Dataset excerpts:
=-=-=-=-=

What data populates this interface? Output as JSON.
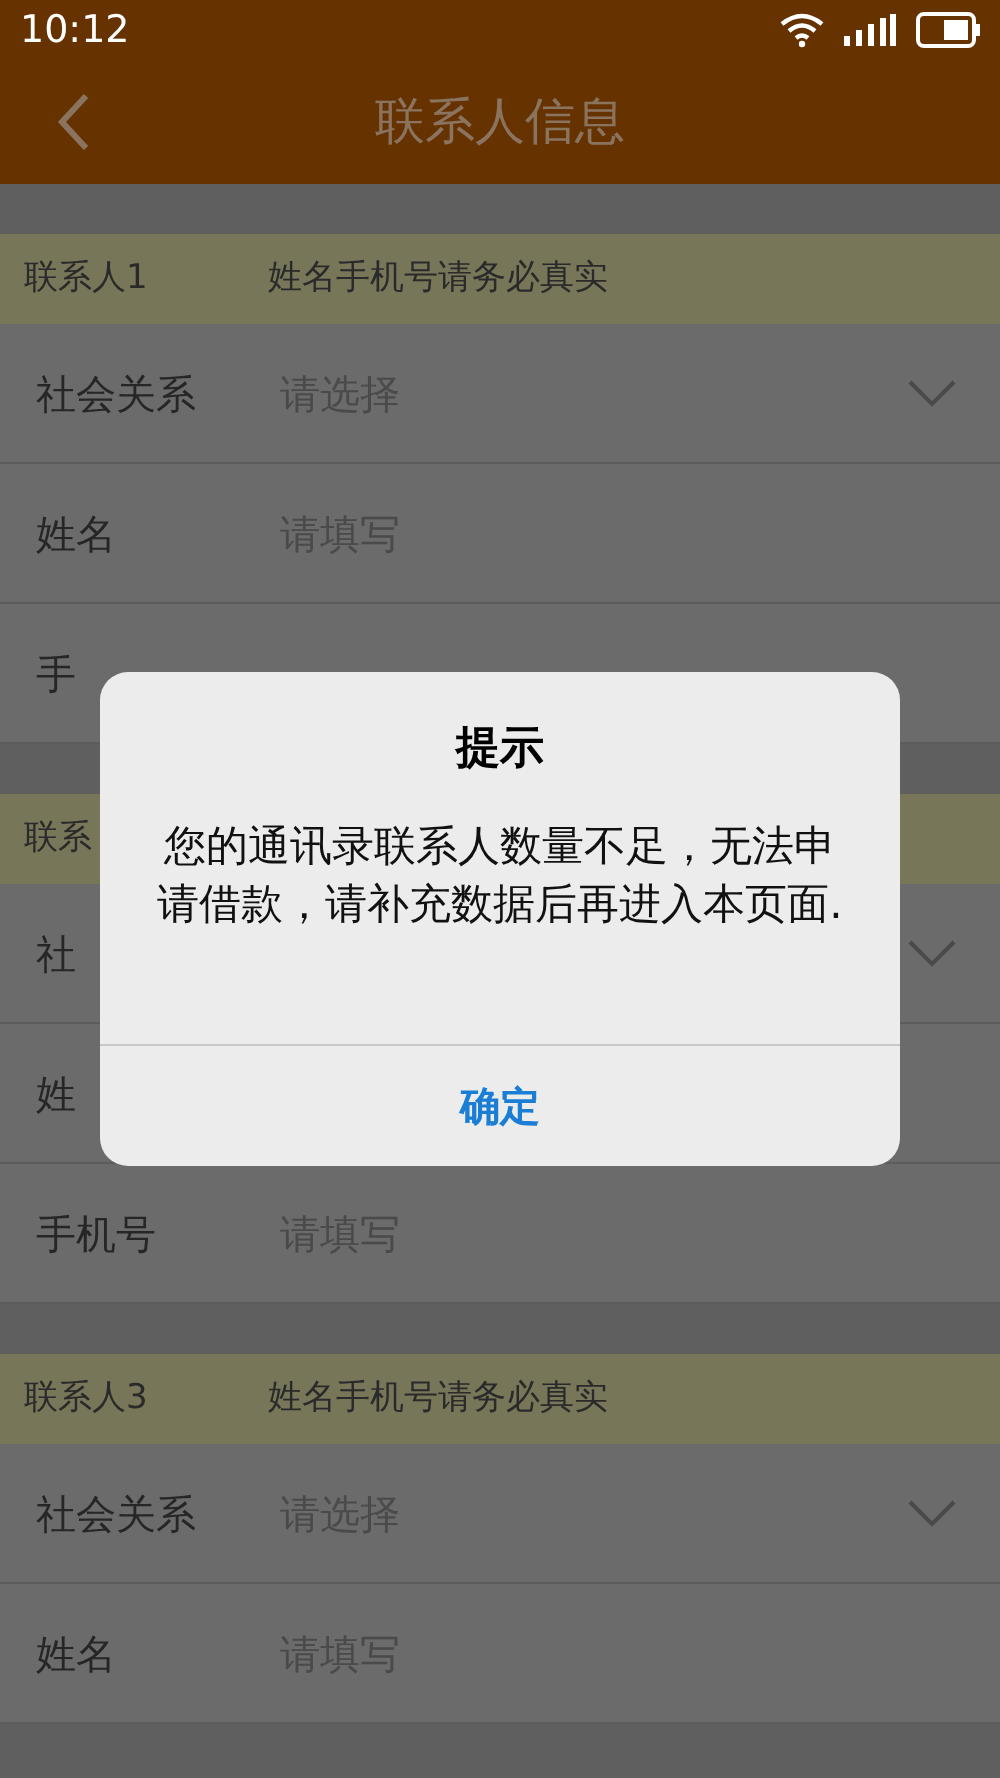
{
  "status_bar": {
    "time": "10:12"
  },
  "header": {
    "title": "联系人信息"
  },
  "sections": [
    {
      "title": "联系人1",
      "note": "姓名手机号请务必真实",
      "rows": [
        {
          "kind": "select",
          "label": "社会关系",
          "placeholder": "请选择"
        },
        {
          "kind": "text",
          "label": "姓名",
          "placeholder": "请填写"
        },
        {
          "kind": "text",
          "label": "手"
        }
      ]
    },
    {
      "title": "联系",
      "rows": [
        {
          "kind": "select",
          "label": "社"
        },
        {
          "kind": "text",
          "label": "姓"
        },
        {
          "kind": "text",
          "label": "手机号",
          "placeholder": "请填写"
        }
      ]
    },
    {
      "title": "联系人3",
      "note": "姓名手机号请务必真实",
      "rows": [
        {
          "kind": "select",
          "label": "社会关系",
          "placeholder": "请选择"
        },
        {
          "kind": "text",
          "label": "姓名",
          "placeholder": "请填写"
        }
      ]
    }
  ],
  "dialog": {
    "title": "提示",
    "message": "您的通讯录联系人数量不足，无法申请借款，请补充数据后再进入本页面.",
    "button": "确定"
  }
}
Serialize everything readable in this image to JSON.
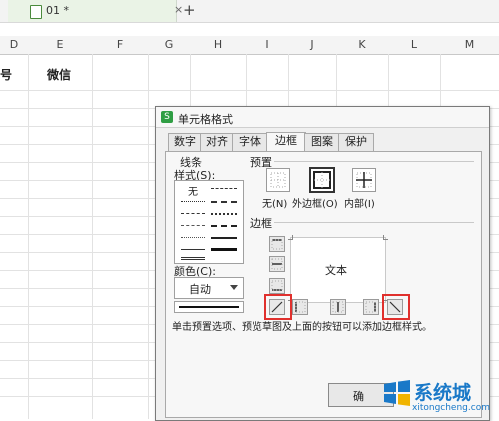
{
  "tab_bar": {
    "document_title": "01 *",
    "close_symbol": "×",
    "new_tab_symbol": "+"
  },
  "sheet": {
    "columns": [
      "D",
      "E",
      "F",
      "G",
      "H",
      "I",
      "J",
      "K",
      "L",
      "M"
    ],
    "header_cells": [
      "号",
      "微信"
    ]
  },
  "dialog": {
    "logo": "S",
    "title": "单元格格式",
    "tabs": [
      {
        "label": "数字"
      },
      {
        "label": "对齐"
      },
      {
        "label": "字体"
      },
      {
        "label": "边框",
        "active": true
      },
      {
        "label": "图案"
      },
      {
        "label": "保护"
      }
    ],
    "line_group_label": "线条",
    "style_label": "样式(S):",
    "style_none": "无",
    "color_label": "颜色(C):",
    "color_value": "自动",
    "preset_group_label": "预置",
    "presets": [
      {
        "label": "无(N)"
      },
      {
        "label": "外边框(O)"
      },
      {
        "label": "内部(I)"
      }
    ],
    "border_group_label": "边框",
    "preview_text": "文本",
    "hint_text": "单击预置选项、预览草图及上面的按钮可以添加边框样式。",
    "ok_label": "确"
  },
  "watermark": {
    "name": "系统城",
    "domain": "xitongcheng.com",
    "colors": {
      "brand": "#1a79c8",
      "highlight": "#e0302d"
    }
  }
}
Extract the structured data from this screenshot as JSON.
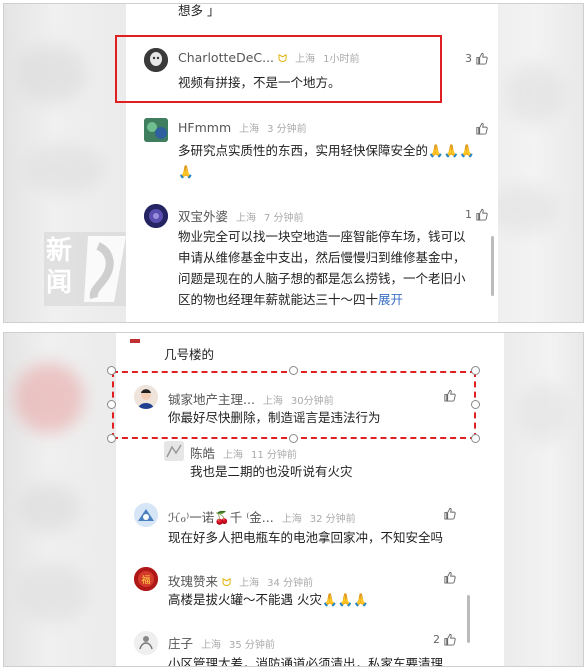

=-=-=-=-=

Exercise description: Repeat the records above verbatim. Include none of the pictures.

Exercise response:
What data populates this interface? Output as JSON.
{
  "status_bar": {
    "time": "10:12"
  },
  "header": {
    "title": "联系人信息"
  },
  "sections": [
    {
      "title": "联系人1",
      "note": "姓名手机号请务必真实",
      "rows": [
        {
          "kind": "select",
          "label": "社会关系",
          "placeholder": "请选择"
        },
        {
          "kind": "text",
          "label": "姓名",
          "placeholder": "请填写"
        },
        {
          "kind": "text",
          "label": "手"
        }
      ]
    },
    {
      "title": "联系",
      "rows": [
        {
          "kind": "select",
          "label": "社"
        },
        {
          "kind": "text",
          "label": "姓"
        },
        {
          "kind": "text",
          "label": "手机号",
          "placeholder": "请填写"
        }
      ]
    },
    {
      "title": "联系人3",
      "note": "姓名手机号请务必真实",
      "rows": [
        {
          "kind": "select",
          "label": "社会关系",
          "placeholder": "请选择"
        },
        {
          "kind": "text",
          "label": "姓名",
          "placeholder": "请填写"
        }
      ]
    }
  ],
  "dialog": {
    "title": "提示",
    "message": "您的通讯录联系人数量不足，无法申请借款，请补充数据后再进入本页面.",
    "button": "确定"
  }
}
Serialize everything readable in this image to JSON.
{
  "tab_bar": {
    "document_title": "01 *",
    "close_symbol": "×",
    "new_tab_symbol": "+"
  },
  "sheet": {
    "columns": [
      "D",
      "E",
      "F",
      "G",
      "H",
      "I",
      "J",
      "K",
      "L",
      "M"
    ],
    "header_cells": [
      "号",
      "微信"
    ]
  },
  "dialog": {
    "logo": "S",
    "title": "单元格格式",
    "tabs": [
      {
        "label": "数字"
      },
      {
        "label": "对齐"
      },
      {
        "label": "字体"
      },
      {
        "label": "边框",
        "active": true
      },
      {
        "label": "图案"
      },
      {
        "label": "保护"
      }
    ],
    "line_group_label": "线条",
    "style_label": "样式(S):",
    "style_none": "无",
    "color_label": "颜色(C):",
    "color_value": "自动",
    "preset_group_label": "预置",
    "presets": [
      {
        "label": "无(N)"
      },
      {
        "label": "外边框(O)"
      },
      {
        "label": "内部(I)"
      }
    ],
    "border_group_label": "边框",
    "preview_text": "文本",
    "hint_text": "单击预置选项、预览草图及上面的按钮可以添加边框样式。",
    "ok_label": "确"
  },
  "watermark": {
    "name": "系统城",
    "domain": "xitongcheng.com",
    "colors": {
      "brand": "#1a79c8",
      "highlight": "#e0302d"
    }
  }
}
Extract the structured data from this screenshot as JSON.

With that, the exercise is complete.